“You Washington people, you guys, you’re used to politics,” said Stephen Colbert while opening the show. “Let me tell you, there are some terrible people in show business” — long pause for comedic effect — “who recently switched to politics.”
Kumail Nanjiani made a case during his remarks that Louis-Dreyfus should run for president in real life, noting that she is “diplomatic.” “That used to be part of it!” he added. He also pointed out that “Julia has the experience to deal with Congress, because she already knows what it’s like to get screwed by clowns,” at which point an image of Louis-Dreyfus faking sex with a clown during a GQ photo shoot appeared on a large Kennedy Center screen. (“I’m seeing you explain it to your mom right now,” Nanjiani said of the photo while Louis-Dreyfus whispered to her mother. “I cannot believe it has not come up before today.”)
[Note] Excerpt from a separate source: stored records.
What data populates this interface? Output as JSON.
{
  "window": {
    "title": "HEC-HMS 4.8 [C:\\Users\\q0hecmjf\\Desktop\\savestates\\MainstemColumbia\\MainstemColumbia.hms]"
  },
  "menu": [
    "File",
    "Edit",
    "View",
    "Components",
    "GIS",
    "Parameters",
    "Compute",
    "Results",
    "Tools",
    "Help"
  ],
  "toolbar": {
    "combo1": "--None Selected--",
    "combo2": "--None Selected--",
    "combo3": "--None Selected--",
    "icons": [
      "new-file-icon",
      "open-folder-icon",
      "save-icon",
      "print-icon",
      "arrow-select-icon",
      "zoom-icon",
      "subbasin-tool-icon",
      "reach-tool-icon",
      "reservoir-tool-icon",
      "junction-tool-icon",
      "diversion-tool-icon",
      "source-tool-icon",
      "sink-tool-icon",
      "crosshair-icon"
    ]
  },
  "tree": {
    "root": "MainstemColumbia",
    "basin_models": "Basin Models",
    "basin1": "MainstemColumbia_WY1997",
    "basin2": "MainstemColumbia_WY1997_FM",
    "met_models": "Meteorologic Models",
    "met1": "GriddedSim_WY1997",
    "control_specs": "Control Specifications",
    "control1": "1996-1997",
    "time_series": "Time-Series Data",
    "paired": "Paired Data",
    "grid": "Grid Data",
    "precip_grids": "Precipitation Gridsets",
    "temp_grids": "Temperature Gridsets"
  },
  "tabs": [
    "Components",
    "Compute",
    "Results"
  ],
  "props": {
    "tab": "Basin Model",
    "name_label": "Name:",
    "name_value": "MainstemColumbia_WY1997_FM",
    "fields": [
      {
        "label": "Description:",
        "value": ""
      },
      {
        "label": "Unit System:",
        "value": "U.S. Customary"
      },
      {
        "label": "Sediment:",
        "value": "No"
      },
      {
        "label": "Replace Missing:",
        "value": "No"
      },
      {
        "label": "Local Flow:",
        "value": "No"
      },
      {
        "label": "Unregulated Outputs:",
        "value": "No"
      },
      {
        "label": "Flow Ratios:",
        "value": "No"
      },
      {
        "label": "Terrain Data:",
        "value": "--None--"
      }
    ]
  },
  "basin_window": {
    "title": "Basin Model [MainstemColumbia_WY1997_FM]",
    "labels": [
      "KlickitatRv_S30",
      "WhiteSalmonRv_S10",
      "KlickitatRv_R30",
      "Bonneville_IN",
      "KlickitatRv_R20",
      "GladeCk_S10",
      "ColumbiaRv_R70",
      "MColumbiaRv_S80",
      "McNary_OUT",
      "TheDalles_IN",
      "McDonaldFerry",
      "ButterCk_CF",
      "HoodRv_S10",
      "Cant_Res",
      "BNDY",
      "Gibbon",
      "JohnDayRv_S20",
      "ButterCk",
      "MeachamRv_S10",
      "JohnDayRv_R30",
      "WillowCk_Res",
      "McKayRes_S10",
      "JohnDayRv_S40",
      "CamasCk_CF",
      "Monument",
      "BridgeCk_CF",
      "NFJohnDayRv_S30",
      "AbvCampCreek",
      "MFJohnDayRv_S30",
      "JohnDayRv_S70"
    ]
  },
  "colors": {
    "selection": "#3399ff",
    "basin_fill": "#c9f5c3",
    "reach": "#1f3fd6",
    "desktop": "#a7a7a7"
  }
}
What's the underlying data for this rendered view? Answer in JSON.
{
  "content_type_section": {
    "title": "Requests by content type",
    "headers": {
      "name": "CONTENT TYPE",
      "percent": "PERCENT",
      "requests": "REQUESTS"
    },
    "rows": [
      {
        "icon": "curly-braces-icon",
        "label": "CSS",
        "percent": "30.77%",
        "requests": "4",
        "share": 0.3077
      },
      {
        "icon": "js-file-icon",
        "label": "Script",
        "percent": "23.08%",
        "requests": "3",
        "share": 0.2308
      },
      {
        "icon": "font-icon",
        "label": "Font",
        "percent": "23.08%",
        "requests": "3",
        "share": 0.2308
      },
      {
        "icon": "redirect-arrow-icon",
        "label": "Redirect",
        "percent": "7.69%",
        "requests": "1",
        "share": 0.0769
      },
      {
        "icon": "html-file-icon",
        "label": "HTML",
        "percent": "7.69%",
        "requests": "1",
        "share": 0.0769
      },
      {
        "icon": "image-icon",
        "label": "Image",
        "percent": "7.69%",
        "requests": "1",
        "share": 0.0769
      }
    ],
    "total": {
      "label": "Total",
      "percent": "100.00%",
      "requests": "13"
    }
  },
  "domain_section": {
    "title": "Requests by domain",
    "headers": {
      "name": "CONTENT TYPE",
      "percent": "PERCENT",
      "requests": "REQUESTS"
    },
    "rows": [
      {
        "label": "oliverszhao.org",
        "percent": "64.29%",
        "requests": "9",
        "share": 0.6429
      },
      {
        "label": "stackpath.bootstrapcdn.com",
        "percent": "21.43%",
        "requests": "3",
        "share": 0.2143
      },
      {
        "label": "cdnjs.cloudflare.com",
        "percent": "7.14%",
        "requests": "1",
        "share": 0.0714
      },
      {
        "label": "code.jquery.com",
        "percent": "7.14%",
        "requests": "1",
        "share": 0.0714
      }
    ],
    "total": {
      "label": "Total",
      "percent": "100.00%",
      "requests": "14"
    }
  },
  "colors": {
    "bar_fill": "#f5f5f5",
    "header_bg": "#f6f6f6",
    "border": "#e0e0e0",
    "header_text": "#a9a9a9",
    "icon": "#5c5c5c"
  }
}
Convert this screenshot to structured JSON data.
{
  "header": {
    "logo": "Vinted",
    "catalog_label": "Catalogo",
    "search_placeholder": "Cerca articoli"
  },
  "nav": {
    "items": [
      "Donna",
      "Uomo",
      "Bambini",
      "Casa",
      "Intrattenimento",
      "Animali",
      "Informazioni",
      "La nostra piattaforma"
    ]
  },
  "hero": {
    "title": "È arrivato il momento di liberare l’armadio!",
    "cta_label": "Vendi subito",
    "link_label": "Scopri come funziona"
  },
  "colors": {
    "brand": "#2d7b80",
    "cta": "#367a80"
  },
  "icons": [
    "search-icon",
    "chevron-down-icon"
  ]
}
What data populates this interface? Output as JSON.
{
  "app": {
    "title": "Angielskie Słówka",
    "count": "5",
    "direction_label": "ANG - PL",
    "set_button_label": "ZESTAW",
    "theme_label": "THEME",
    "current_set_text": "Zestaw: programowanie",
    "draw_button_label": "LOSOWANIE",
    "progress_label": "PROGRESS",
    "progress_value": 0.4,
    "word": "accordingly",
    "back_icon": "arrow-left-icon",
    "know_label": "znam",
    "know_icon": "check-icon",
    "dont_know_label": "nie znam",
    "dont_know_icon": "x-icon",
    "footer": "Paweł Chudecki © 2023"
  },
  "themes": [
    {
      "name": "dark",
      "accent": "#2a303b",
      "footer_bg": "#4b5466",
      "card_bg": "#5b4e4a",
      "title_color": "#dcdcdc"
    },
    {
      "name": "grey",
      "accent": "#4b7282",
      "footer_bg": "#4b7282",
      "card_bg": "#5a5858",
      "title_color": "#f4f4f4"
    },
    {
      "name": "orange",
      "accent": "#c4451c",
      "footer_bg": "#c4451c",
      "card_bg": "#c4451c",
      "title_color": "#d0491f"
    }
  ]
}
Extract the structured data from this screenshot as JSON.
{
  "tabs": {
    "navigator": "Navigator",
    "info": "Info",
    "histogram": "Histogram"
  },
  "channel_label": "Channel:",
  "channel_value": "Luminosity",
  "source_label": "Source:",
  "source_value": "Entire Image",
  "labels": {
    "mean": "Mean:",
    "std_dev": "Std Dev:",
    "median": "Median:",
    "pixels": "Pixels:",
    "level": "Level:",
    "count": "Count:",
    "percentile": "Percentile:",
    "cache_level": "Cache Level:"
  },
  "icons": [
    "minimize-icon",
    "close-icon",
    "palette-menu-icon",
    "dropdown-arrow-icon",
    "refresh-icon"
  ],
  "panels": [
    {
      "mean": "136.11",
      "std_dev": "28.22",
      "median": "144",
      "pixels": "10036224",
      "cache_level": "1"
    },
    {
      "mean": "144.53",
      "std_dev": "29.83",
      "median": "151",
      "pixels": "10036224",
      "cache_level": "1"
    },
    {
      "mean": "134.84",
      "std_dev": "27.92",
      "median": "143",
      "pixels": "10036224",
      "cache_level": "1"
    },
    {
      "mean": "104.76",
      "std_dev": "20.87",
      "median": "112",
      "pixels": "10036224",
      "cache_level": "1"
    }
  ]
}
But the most charged political comments came from two women: Fey and Louis-Dreyfus herself.
“Everyone talks about all the parallels between Veep and the current administration, but I think it’s more like Seinfeld — just a bunch of selfish dicks who don’t give a crap about anyone but themselves,” said Fey, to loud applause and laughter. After noting that Louis-Dreyfus grew up in nearby Bethesda, Maryland, and attended the Holton Arms School for Girls — alma mater of Christine Blasey Ford — Fey quipped, “Anyone who knows Julia knows she cherished her high school days boofing out on the quad, playing devil’s triangle with her girlfriends. A classic American childhood.”
Louis-Dreyfus publicly showed her support for Blasey Ford by signing a letter of support from Holton Arms alumni that circulated prior to Brett Kavanaugh’s Supreme Court confirmation. On Sunday night, she showed her support again, in comedy form, during her acceptance speech.
“I attended Holton Arms, a girl’s school in the Washington area that has been in the news lately,” she said. “Back in fourth grade, I was in a Holton Arms production of a very serious play called Serendipity. You know, it’s funny with us Holton girls: I remember every detail of that play. I would swear to it under penalty of perjury. And yet, I don’t remember who drove me to the show or who drove me home. I don’t remember if Squi or Tobin were there, or if Bart wrote it on his weird wall calendar. So gosh, maybe it never happened.”
This being Washington, political figures were in the audience too, including Republican congressman Darrell Issa, recently tapped by Trump to head the U.S. Trade and Development Agency. Issa was sitting a row over from me and he was so stone-faced during every political joke of this nature, he looked like he had actually turned to granite while sitting in his seat.
Eventually, Louis-Dreyfus also addressed her breast-cancer diagnosis, which she received last September, hours after she won her sixth Emmy for Veep and her eighth Emmy overall. (As she told Jimmy Kimmel during an appearance on his show last week, she is now cancer-free after surgery and chemotherapy.)
“Cancer isn’t at all funny, but a big part of dealing with it has been finding the funny moments,” she said. “The only cliché about laughter being the best medicine is it turns out to be true.”
“Which is good,” she added, “because that’s what our current administration is trying to replace Obamacare with.”
It is unclear how many of these partisan cracks will make the PBS broadcast when it airs in November. But Louis-Dreyfus’s sincere, verklempt expressions of thanks will definitely make the cut, as will her comments about motherhood.
“When you’re a working mother, you really worry about the time spent away from your kids,” she said. “You try your best to be there as much as possible. But the truth is that you miss stuff and you worry that they’re going to just get all screwed up and suffer all kinds of angst and neuroses when they grow up. And then you get the Mark Twain Prize. I gotta say: It’s worth it.”